— Dataset content —

::::::

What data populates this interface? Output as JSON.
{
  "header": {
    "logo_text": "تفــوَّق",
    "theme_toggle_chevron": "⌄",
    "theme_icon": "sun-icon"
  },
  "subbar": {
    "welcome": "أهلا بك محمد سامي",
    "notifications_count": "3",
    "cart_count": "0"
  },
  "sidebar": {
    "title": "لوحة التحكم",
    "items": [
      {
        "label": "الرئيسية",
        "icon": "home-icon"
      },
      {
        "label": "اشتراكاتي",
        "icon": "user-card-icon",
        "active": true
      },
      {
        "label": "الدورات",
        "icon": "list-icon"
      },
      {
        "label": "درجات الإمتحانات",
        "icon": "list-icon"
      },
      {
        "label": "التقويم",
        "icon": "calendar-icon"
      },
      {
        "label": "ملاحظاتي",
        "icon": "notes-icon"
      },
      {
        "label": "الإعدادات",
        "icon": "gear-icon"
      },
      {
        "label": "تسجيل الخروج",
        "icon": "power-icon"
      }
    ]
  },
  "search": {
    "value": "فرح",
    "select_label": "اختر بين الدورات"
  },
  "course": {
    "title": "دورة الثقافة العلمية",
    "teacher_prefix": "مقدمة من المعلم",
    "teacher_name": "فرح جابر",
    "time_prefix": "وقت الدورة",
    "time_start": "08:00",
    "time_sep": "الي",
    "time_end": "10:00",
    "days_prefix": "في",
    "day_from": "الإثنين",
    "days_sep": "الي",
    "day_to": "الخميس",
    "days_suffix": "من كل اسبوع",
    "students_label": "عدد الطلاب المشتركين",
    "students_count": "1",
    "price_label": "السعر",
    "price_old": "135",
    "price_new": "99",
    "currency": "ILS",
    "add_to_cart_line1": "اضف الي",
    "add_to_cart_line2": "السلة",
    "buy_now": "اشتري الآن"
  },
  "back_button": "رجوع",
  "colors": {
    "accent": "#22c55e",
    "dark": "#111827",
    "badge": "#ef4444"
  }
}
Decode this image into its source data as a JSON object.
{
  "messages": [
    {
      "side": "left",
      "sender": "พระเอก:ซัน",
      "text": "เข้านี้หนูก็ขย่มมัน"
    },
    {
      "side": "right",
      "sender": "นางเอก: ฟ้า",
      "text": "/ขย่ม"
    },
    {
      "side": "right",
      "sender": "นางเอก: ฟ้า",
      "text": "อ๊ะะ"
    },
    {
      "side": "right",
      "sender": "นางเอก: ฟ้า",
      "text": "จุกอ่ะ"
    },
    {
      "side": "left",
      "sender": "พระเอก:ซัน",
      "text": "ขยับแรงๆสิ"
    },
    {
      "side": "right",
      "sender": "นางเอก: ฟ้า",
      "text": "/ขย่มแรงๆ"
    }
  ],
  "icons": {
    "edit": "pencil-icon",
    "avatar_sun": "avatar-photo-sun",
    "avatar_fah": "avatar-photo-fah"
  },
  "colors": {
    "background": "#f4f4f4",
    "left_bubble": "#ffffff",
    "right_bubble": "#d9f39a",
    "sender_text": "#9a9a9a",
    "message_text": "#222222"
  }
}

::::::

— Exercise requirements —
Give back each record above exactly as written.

— Your response —
What data populates this interface? Output as JSON.
{
  "header": {
    "logo_text": "تفــوَّق",
    "theme_toggle_chevron": "⌄",
    "theme_icon": "sun-icon"
  },
  "subbar": {
    "welcome": "أهلا بك محمد سامي",
    "notifications_count": "3",
    "cart_count": "0"
  },
  "sidebar": {
    "title": "لوحة التحكم",
    "items": [
      {
        "label": "الرئيسية",
        "icon": "home-icon"
      },
      {
        "label": "اشتراكاتي",
        "icon": "user-card-icon",
        "active": true
      },
      {
        "label": "الدورات",
        "icon": "list-icon"
      },
      {
        "label": "درجات الإمتحانات",
        "icon": "list-icon"
      },
      {
        "label": "التقويم",
        "icon": "calendar-icon"
      },
      {
        "label": "ملاحظاتي",
        "icon": "notes-icon"
      },
      {
        "label": "الإعدادات",
        "icon": "gear-icon"
      },
      {
        "label": "تسجيل الخروج",
        "icon": "power-icon"
      }
    ]
  },
  "search": {
    "value": "فرح",
    "select_label": "اختر بين الدورات"
  },
  "course": {
    "title": "دورة الثقافة العلمية",
    "teacher_prefix": "مقدمة من المعلم",
    "teacher_name": "فرح جابر",
    "time_prefix": "وقت الدورة",
    "time_start": "08:00",
    "time_sep": "الي",
    "time_end": "10:00",
    "days_prefix": "في",
    "day_from": "الإثنين",
    "days_sep": "الي",
    "day_to": "الخميس",
    "days_suffix": "من كل اسبوع",
    "students_label": "عدد الطلاب المشتركين",
    "students_count": "1",
    "price_label": "السعر",
    "price_old": "135",
    "price_new": "99",
    "currency": "ILS",
    "add_to_cart_line1": "اضف الي",
    "add_to_cart_line2": "السلة",
    "buy_now": "اشتري الآن"
  },
  "back_button": "رجوع",
  "colors": {
    "accent": "#22c55e",
    "dark": "#111827",
    "badge": "#ef4444"
  }
}
Decode this image into its source data as a JSON object.
{
  "messages": [
    {
      "side": "left",
      "sender": "พระเอก:ซัน",
      "text": "เข้านี้หนูก็ขย่มมัน"
    },
    {
      "side": "right",
      "sender": "นางเอก: ฟ้า",
      "text": "/ขย่ม"
    },
    {
      "side": "right",
      "sender": "นางเอก: ฟ้า",
      "text": "อ๊ะะ"
    },
    {
      "side": "right",
      "sender": "นางเอก: ฟ้า",
      "text": "จุกอ่ะ"
    },
    {
      "side": "left",
      "sender": "พระเอก:ซัน",
      "text": "ขยับแรงๆสิ"
    },
    {
      "side": "right",
      "sender": "นางเอก: ฟ้า",
      "text": "/ขย่มแรงๆ"
    }
  ],
  "icons": {
    "edit": "pencil-icon",
    "avatar_sun": "avatar-photo-sun",
    "avatar_fah": "avatar-photo-fah"
  },
  "colors": {
    "background": "#f4f4f4",
    "left_bubble": "#ffffff",
    "right_bubble": "#d9f39a",
    "sender_text": "#9a9a9a",
    "message_text": "#222222"
  }
}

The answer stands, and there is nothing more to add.